Delta + Omicron recombinant virus, formerly thought to be a lab error a few months ago, has now been proven to be a reality with substantial proof. The World Health Organization also issued a warning about the situation, stating that ‘this was expected’ because both Delta and Omicron are spreading widely. Because there have only been a few occurrences so far, it is too early to determine whether it can cause serious illnesses.
Delta + Omicron recombinant virus is a hybrid coronavirus made up of genes from both the Delta and Omicron types. The study’s principal author, Philippe Colson of IHU Mediterranee Infection in Marseille, France, explained that genetic recombinations of coronaviruses have been known to occur when two variations infect the same host cells.
“Two or more SARS-CoV-2 variants circulated at the same time and in the same geographical region throughout the epidemic… Recombination between these two types became possible as a result of this.”
So far, 17 instances of the recombinant virus have been reported in the United States and Europe.
Three patients in France were infected with a SARS-CoV-2 variation that combines the spike protein of an Omicron variant with the “body” of a Delta variant, according to his team.
According to an unpublished paper by genetics research firm Helix that was submitted to medRxiv and obtained by Reuters, two more unrelated Delta + Omicron illnesses have been discovered in the United States.
Other teams have reported a further 12 Deltacron cases in Europe since January, all with an Omicron spike and a Delta body, on viral research message boards.
Because there have been so few verified instances, it’s too early to say whether Deltacron infections will be very contagious or cause serious illness. WHO, in a similar vein, stated that no changes in the severity or transmissibility of the disease have been found at this time, but that various research are being conducted on the subject. Testing is still crucial at this point.

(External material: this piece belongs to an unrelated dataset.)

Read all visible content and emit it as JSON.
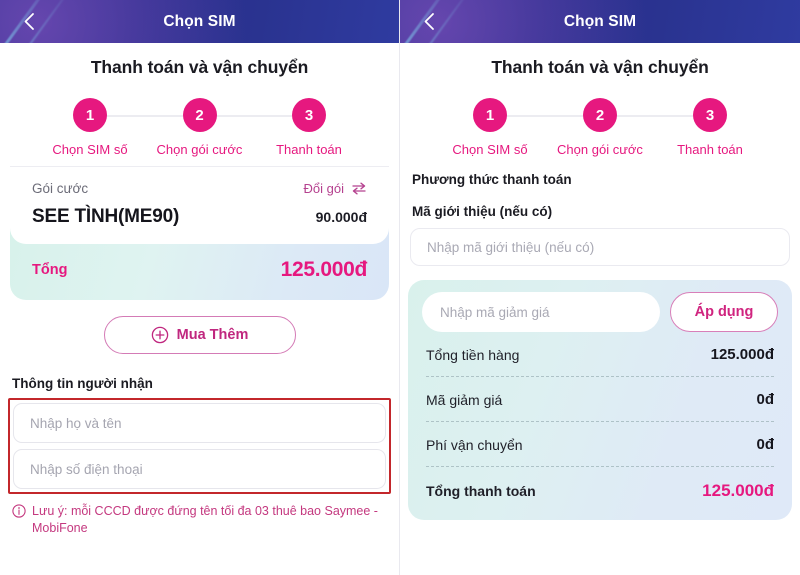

Colson, on the other hand, claims that his team has developed a PCR test that “can promptly screen positive samples for the existence of this virus.”